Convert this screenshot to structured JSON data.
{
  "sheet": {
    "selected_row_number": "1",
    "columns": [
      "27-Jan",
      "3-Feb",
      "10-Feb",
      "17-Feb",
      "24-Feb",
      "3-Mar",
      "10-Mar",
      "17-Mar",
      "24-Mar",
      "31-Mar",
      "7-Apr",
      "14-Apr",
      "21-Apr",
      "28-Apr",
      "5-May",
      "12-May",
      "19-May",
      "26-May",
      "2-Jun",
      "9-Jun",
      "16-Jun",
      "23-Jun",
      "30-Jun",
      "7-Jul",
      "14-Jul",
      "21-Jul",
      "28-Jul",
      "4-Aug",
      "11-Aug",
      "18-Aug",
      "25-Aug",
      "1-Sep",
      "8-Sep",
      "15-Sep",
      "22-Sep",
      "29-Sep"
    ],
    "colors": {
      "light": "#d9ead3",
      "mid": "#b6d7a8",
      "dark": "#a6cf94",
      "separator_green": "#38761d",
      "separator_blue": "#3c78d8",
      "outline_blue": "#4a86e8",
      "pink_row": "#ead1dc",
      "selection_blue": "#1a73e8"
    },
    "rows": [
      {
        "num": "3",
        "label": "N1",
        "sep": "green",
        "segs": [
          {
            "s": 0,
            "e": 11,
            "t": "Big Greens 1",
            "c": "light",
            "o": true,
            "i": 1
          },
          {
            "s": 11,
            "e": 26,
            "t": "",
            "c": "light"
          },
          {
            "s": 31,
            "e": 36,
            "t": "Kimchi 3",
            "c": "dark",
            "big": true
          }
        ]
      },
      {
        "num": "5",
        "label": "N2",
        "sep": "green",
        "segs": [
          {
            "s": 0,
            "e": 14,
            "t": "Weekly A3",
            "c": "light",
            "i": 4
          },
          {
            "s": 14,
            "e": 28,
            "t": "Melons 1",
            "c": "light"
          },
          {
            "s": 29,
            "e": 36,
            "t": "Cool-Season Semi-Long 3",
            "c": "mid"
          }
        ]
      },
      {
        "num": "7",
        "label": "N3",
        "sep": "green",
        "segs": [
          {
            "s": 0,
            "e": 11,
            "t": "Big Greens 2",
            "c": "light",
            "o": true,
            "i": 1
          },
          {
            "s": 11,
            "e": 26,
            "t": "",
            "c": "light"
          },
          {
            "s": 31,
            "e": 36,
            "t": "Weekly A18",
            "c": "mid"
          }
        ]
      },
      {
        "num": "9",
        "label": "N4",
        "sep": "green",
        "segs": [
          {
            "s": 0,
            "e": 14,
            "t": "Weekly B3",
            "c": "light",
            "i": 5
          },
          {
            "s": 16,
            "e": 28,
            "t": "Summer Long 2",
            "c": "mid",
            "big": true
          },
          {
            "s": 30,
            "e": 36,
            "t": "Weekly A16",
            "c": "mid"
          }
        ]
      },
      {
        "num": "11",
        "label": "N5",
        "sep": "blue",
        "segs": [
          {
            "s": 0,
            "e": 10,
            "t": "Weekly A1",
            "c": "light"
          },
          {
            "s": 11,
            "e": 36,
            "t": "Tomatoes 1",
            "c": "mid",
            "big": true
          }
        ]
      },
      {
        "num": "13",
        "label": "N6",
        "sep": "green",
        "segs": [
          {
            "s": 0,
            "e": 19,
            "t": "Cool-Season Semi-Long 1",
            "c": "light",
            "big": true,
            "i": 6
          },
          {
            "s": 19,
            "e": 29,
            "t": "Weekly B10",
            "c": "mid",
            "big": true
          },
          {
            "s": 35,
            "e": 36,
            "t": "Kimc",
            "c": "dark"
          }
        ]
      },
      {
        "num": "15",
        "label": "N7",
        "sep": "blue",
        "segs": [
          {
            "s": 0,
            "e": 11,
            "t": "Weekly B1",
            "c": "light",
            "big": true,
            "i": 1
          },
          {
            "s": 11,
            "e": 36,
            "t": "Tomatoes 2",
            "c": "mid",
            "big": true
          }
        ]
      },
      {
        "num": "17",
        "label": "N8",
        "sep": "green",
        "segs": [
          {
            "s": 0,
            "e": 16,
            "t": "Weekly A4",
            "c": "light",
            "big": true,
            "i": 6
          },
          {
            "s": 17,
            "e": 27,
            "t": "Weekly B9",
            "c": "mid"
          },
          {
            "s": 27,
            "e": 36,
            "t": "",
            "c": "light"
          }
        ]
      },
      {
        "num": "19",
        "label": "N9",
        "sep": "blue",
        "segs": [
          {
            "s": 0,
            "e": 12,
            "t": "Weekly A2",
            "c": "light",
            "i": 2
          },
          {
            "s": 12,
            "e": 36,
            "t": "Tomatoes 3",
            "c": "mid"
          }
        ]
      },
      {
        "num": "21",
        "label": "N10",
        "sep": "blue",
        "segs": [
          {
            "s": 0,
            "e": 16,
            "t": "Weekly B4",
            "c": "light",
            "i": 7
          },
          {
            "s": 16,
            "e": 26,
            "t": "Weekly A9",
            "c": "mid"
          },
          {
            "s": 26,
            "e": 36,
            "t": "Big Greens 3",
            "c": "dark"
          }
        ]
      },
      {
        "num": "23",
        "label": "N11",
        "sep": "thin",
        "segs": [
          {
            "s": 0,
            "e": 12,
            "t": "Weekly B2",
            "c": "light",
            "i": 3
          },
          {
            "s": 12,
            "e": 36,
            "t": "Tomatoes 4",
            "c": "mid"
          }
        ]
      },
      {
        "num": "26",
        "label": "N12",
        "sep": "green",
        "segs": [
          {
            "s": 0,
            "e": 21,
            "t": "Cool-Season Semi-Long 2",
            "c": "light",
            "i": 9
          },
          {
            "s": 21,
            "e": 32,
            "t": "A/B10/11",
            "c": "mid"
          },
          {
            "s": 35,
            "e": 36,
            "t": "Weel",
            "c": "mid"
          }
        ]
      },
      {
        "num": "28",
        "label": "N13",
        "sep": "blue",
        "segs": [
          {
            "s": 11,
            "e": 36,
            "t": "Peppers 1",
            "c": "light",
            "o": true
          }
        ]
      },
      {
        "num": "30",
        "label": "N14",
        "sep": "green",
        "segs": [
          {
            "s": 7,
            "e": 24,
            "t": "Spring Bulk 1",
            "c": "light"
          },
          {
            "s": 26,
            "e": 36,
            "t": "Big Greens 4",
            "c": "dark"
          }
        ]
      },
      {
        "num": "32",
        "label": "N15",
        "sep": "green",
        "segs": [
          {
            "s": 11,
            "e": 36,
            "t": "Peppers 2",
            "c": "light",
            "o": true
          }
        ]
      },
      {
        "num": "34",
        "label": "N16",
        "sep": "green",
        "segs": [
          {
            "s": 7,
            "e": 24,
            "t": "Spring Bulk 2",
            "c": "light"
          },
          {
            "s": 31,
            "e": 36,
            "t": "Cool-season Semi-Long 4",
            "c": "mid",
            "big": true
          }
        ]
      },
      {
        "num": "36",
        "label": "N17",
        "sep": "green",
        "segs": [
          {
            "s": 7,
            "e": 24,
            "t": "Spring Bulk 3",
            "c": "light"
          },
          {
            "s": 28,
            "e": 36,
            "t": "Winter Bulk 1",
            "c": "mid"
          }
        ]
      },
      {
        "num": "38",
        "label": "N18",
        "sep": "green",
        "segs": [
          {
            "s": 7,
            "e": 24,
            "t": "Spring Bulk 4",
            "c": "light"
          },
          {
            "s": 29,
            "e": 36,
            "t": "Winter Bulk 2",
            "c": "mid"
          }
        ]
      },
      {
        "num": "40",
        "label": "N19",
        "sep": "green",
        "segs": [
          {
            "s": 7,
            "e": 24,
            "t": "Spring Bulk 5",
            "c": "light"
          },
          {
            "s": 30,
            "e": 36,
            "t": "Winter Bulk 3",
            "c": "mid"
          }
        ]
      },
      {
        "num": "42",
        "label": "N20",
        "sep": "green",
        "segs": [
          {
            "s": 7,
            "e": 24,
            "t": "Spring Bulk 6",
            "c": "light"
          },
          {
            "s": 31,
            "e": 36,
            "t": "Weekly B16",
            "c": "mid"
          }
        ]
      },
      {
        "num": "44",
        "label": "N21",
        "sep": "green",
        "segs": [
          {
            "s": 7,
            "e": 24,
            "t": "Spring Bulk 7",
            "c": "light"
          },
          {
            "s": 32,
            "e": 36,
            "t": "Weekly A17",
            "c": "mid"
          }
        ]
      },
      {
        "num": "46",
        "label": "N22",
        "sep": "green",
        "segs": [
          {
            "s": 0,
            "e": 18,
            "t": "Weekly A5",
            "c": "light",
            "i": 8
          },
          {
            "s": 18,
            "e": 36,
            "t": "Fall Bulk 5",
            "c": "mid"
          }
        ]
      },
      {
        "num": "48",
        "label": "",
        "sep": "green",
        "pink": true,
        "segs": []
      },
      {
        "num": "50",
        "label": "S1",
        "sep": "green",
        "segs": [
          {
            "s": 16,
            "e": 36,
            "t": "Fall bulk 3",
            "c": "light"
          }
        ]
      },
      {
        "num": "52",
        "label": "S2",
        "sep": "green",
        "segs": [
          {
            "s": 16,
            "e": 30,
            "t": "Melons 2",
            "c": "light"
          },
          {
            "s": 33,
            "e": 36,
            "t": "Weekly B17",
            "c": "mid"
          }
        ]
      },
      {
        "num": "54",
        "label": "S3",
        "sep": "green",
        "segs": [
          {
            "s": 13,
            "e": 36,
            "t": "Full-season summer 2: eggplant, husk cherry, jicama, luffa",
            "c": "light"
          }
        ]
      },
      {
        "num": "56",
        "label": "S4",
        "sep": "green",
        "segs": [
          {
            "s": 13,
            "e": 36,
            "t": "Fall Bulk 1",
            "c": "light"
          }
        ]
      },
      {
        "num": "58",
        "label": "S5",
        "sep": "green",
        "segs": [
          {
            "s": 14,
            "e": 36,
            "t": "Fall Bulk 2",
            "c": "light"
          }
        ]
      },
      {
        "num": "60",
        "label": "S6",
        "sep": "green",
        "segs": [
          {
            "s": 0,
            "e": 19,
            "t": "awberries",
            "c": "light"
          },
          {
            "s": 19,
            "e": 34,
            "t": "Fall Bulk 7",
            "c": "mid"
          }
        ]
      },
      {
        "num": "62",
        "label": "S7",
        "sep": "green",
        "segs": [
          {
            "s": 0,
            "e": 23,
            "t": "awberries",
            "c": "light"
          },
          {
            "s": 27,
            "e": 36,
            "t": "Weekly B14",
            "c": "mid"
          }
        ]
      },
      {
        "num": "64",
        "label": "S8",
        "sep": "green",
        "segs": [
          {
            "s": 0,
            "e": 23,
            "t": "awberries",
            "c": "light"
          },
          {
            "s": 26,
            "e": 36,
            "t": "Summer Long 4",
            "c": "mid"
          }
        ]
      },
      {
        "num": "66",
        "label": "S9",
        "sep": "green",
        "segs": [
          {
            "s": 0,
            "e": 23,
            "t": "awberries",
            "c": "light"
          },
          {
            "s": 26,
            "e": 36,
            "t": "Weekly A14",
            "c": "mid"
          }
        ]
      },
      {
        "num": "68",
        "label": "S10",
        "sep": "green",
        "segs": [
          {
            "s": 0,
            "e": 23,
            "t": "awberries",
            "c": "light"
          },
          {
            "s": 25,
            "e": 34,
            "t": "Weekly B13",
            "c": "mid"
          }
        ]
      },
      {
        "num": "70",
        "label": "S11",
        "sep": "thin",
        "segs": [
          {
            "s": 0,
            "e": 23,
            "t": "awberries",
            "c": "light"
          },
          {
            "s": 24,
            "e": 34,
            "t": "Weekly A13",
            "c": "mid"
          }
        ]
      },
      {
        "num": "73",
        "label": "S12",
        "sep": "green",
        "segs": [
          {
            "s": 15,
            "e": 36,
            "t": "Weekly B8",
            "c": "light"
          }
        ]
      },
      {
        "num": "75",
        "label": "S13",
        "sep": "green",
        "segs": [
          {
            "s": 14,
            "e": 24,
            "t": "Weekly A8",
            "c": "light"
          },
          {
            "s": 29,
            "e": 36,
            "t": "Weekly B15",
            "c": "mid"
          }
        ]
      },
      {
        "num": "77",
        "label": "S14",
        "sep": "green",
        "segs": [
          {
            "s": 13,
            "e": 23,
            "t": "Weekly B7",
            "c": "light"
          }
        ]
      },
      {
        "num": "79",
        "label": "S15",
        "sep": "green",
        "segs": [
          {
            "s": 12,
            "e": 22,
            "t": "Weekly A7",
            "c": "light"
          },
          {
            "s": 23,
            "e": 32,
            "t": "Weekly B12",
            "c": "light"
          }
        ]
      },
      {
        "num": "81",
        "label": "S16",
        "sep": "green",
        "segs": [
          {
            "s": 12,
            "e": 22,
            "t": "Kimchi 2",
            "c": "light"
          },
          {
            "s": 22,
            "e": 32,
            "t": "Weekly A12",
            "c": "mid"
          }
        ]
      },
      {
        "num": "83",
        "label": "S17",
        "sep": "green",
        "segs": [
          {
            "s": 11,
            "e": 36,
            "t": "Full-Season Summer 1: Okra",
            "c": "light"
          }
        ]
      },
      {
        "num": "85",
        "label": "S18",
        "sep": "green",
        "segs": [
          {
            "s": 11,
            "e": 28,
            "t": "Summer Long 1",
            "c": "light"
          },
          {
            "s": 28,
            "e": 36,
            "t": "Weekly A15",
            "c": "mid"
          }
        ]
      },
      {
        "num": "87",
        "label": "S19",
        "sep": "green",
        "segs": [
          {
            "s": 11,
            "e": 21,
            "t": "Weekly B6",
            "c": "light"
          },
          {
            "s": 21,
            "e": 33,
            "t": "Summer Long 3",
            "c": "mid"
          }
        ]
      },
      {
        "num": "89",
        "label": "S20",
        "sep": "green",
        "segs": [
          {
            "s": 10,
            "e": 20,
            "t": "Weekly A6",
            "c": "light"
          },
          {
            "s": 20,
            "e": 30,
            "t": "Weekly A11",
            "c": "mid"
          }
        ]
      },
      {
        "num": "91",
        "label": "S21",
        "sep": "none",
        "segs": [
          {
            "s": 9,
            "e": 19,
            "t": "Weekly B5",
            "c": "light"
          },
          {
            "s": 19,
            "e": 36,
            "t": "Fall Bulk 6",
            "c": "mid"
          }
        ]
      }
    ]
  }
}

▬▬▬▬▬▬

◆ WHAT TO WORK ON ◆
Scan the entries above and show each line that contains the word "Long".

◆ COMPLETED EXERCISE ◆
            "t": "Cool-Season Semi-Long 3",
            "t": "Summer Long 2",
            "t": "Cool-Season Semi-Long 1",
            "t": "Cool-Season Semi-Long 2",
            "t": "Cool-season Semi-Long 4",
            "t": "Summer Long 4",
            "t": "Summer Long 1",
            "t": "Summer Long 3",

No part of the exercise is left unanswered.